I’m quite sure you don’t love your weeds. But critters have a different experience of them. Just the other day I saw my cat making love to a pile of mustard greens that I had pulled. On her back, she rolled and nuzzled the wilted greens, cuddling them and tenderly sniffing something that most of us hate.

 

  • cat smelling flower

We all know the schtick. As Spring arrives, days are growing warmer and we are beginning the long dig out from winter. It’s time for Spring cleaning, slowly clearing away dead leaves and debris left over. Weeds are at the top of the list. The air is changing and we are exhilarated by fresh scents and a warmth, however faint, in the wind.
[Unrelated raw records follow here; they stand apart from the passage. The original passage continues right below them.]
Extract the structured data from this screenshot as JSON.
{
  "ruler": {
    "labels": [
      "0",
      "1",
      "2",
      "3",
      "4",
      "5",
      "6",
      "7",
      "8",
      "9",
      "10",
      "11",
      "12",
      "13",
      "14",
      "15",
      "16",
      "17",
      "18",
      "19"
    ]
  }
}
We are eager for green and color.  I personally love the fun part that comes after Spring cleaning— going to your local nursery or big box store and buying wagonloads of flowers, bushes and trees that will soon show forth their glorious profusion!

However, because of our love affair with tidy, weedless yards, spring is also the time when backyard and roadside spraying begins, with varied and asundry chemicals bought en masse to keep those nasty weeds at bay. It is understandable that people want to get a leg up on the weed takeover, lest it overcome our yards on a grand scale.
Use Organic Weed Killers to Remove Weeds
Let’s talk about herbicides for a moment. Those are the group of chemicals that wipe out the weeds. RoundUp has become the herbicide of choice, locally and
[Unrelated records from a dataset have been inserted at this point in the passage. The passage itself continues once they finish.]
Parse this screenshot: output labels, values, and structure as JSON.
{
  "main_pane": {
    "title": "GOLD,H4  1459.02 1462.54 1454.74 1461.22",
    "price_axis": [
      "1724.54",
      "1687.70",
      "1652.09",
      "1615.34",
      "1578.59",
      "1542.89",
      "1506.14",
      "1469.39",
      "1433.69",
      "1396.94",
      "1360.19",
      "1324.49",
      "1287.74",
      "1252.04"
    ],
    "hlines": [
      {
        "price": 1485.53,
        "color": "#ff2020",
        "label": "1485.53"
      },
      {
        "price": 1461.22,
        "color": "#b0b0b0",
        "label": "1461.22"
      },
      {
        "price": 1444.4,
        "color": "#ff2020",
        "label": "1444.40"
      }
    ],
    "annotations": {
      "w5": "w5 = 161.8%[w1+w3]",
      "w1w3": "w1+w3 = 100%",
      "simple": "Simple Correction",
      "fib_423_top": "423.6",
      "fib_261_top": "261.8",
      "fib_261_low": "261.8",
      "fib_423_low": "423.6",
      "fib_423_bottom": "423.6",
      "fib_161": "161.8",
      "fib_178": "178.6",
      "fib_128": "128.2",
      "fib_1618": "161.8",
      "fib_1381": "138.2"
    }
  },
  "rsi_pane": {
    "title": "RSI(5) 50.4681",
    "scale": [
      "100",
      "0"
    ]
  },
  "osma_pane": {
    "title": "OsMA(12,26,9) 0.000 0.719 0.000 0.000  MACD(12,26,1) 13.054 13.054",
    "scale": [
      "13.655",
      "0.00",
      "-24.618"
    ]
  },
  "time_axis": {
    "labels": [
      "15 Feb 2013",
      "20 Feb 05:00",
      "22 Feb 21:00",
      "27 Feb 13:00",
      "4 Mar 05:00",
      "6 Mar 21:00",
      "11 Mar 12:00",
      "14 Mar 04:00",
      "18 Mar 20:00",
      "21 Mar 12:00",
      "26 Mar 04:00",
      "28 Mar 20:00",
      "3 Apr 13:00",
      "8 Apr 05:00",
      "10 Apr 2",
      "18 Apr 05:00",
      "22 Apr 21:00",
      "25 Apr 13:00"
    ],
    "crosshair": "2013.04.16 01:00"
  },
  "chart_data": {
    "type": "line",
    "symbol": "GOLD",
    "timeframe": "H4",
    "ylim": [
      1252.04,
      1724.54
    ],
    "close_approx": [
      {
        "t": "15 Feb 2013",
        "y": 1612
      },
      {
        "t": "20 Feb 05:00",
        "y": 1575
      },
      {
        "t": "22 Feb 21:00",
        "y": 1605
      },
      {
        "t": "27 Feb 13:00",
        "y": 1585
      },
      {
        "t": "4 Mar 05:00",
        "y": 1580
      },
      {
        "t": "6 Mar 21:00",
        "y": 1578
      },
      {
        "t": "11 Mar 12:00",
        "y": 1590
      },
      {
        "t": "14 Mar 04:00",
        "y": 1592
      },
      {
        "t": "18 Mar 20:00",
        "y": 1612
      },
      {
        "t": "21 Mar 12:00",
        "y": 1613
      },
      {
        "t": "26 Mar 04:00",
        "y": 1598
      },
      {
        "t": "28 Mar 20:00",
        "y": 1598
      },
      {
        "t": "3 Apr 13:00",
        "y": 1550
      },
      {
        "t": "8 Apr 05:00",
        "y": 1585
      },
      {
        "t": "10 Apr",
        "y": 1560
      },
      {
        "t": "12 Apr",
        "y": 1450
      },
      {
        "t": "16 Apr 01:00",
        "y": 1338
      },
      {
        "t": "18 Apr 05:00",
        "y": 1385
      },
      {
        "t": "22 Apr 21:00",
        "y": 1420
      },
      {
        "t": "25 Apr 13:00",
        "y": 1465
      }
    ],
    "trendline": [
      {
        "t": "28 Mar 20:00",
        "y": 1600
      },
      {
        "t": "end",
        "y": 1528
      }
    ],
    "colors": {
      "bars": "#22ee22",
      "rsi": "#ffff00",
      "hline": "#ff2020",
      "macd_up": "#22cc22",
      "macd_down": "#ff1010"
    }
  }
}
globally, contributing to millions of acreage lost for pollinators.  Like DDT, it has become the drug of choice for over half a century of ecocide.  Unfortunately, there are longterm effects on the whole eco-system, including our human health (http://nmbeekeepers.org/wp-content/uploads/2015/10/City-Council.pdf).  It impoverishes soil health, often having the opposite effect of creating more weeds, which are opportunists of poor soil.Bees are ravenous as they come out of dormancy. Dandelions, mustard greens and other pollen producing plants— the lowliest of low weeds— top their delicacy list.
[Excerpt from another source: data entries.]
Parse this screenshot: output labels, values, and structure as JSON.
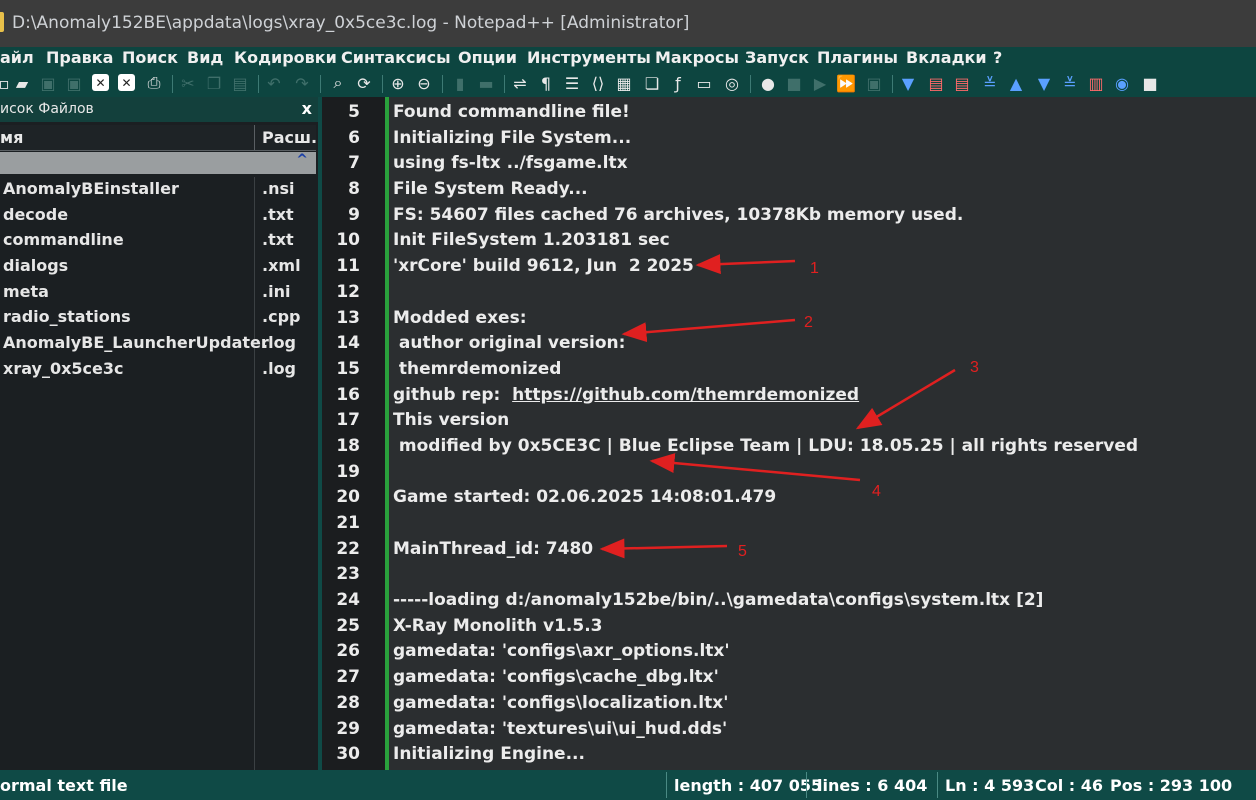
{
  "window": {
    "title": "D:\\Anomaly152BE\\appdata\\logs\\xray_0x5ce3c.log - Notepad++ [Administrator]"
  },
  "menu": [
    "айл",
    "Правка",
    "Поиск",
    "Вид",
    "Кодировки",
    "Синтаксисы",
    "Опции",
    "Инструменты",
    "Макросы",
    "Запуск",
    "Плагины",
    "Вкладки",
    "?"
  ],
  "file_panel": {
    "title": "исок Файлов",
    "close": "x",
    "col_name": "мя",
    "col_ext": "Расш.",
    "sort_indicator": "^",
    "files": [
      {
        "name": "AnomalyBEinstaller",
        "ext": ".nsi"
      },
      {
        "name": "decode",
        "ext": ".txt"
      },
      {
        "name": "commandline",
        "ext": ".txt"
      },
      {
        "name": "dialogs",
        "ext": ".xml"
      },
      {
        "name": "meta",
        "ext": ".ini"
      },
      {
        "name": "radio_stations",
        "ext": ".cpp"
      },
      {
        "name": "AnomalyBE_LauncherUpdater",
        "ext": ".log"
      },
      {
        "name": "xray_0x5ce3c",
        "ext": ".log"
      }
    ]
  },
  "editor": {
    "lines": [
      {
        "n": "5",
        "t": "Found commandline file!"
      },
      {
        "n": "6",
        "t": "Initializing File System..."
      },
      {
        "n": "7",
        "t": "using fs-ltx ../fsgame.ltx"
      },
      {
        "n": "8",
        "t": "File System Ready..."
      },
      {
        "n": "9",
        "t": "FS: 54607 files cached 76 archives, 10378Kb memory used."
      },
      {
        "n": "10",
        "t": "Init FileSystem 1.203181 sec"
      },
      {
        "n": "11",
        "t": "'xrCore' build 9612, Jun  2 2025"
      },
      {
        "n": "12",
        "t": ""
      },
      {
        "n": "13",
        "t": "Modded exes:"
      },
      {
        "n": "14",
        "t": " author original version:"
      },
      {
        "n": "15",
        "t": " themrdemonized"
      },
      {
        "n": "16",
        "t": "github rep:  ",
        "link": "https://github.com/themrdemonized"
      },
      {
        "n": "17",
        "t": "This version"
      },
      {
        "n": "18",
        "t": " modified by 0x5CE3C | Blue Eclipse Team | LDU: 18.05.25 | all rights reserved"
      },
      {
        "n": "19",
        "t": ""
      },
      {
        "n": "20",
        "t": "Game started: 02.06.2025 14:08:01.479"
      },
      {
        "n": "21",
        "t": ""
      },
      {
        "n": "22",
        "t": "MainThread_id: 7480"
      },
      {
        "n": "23",
        "t": ""
      },
      {
        "n": "24",
        "t": "-----loading d:/anomaly152be/bin/..\\gamedata\\configs\\system.ltx [2]"
      },
      {
        "n": "25",
        "t": "X-Ray Monolith v1.5.3"
      },
      {
        "n": "26",
        "t": "gamedata: 'configs\\axr_options.ltx'"
      },
      {
        "n": "27",
        "t": "gamedata: 'configs\\cache_dbg.ltx'"
      },
      {
        "n": "28",
        "t": "gamedata: 'configs\\localization.ltx'"
      },
      {
        "n": "29",
        "t": "gamedata: 'textures\\ui\\ui_hud.dds'"
      },
      {
        "n": "30",
        "t": "Initializing Engine..."
      }
    ]
  },
  "status": {
    "filetype": "ormal text file",
    "length": "length : 407 055",
    "lines": "lines : 6 404",
    "ln": "Ln : 4 593",
    "col": "Col : 46",
    "pos": "Pos : 293 100"
  },
  "annotations": [
    "1",
    "2",
    "3",
    "4",
    "5"
  ],
  "colors": {
    "accent_arrow": "#e02020",
    "change_bar": "#2aa13c",
    "chrome": "#0f4a46"
  }
}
 However, there are alternatives to managing weeds without spraying chemicals: Try soap or vinegar sprays, old fashioned weed pulling or groundcovers: http://www.ehow.com/way_5914328_alternative-roundup.html
The other trouble begins when insecticides meet up with bugs. The great spring bloom marks the return of insects.Beneficial bugs such as green lacewings, praying mantis’ and ladybugs begin to appear. And yes, there are also the persistent pests such as aphids, thrips and flea beetles. Alas, over-the-counter neonicotinoid insecticides which are desined to kill the “nasties” have a harsh effect on all pollinators including the native bees, who reside by and large in dirt, dead leaves and brush piles. As consumers, we have the economic clout to make a statement with our purchases. As bee lovers, we can spread the word to family, friends and community about safe alternatives to neonics. The Center for Food Safety offers viable alternatives in Managing Pests Safely Without Neonicotinoids: http://www.centerforfoodsafety.org/files/managing-pests-without-neonics_65816.pdf

 

Pass this link along electronically, or hand out copies in the neighborhood. Try the methods yourself. After all, the bees perform tireless, thankless hours of pollination work, gratis. The least we can do is not poison them!
  • bye bees?: The mysterious disappearance of large portions of honey bee ...
  • Animals and Their Shelters: <b>Bees</b>

Policy changes take more time than the simple steps we can do in our backyards, but the NM Beekeepers Association is working with City Councilor Isaac Benton’s office to achieve a Bee City USA designation for Albuquerque. This will help reduce chemical use, create a more pollinator-friendly habitat in public spaces—and make us healthier and happier by strengthening our local food system now and in the future. We must reimagine what “green space” looks like here in the Southwest. Native pollinator habitat is often less showy, green and profuse than warmer, wetter environments, but much more resilient, drought-resistant and co-evolved with native pollinator species.

Beekeepers know that we need a change of mind and habit to protect our fuzzy little bee friends and all pollinators. The bees need us to “have their back” as they come out for yet another season, gifting us with all our favorite fruits and vegetables. Check out New Mexico Beekeepers Association Guide for native plants before you start planting this year. http://nmbeekeepers.org/planting-guides-for-bees/ OR The Melissa Garden, a honeybee sanctuary list of plants for pollinators: http://www.themelissagarden.com/plants.html
Ultimately, learn to love your weeds…or at least learn to live with them, like that partner who throws their socks on the floor. And remember, even the “nasties” have evolved over time from an Intelligence greater than we.
Happy Bee-ing and weeding!
If you need more information, or would like an NMBKA representative to speak
with your school, neighborhood association or civic group about pollinator
health and habitat, please contact the NM Beekeepers Association, or get
in touch with Bee City USA advocate and NM Beeks member Anita Amstutz
directly by emailing at afasinger@gmail.com or call 505-514-4982.
Advertisements

Leave a Reply

Fill in your details below or click an icon to log in:

WordPress.com Logo

You are commenting using your WordPress.com account. Log Out / Change )

Twitter picture

You are commenting using your Twitter account. Log Out / Change )

Facebook photo

You are commenting using your Facebook account. Log Out / Change )

Google+ photo

You are commenting using your Google+ account. Log Out / Change )

Connecting to %s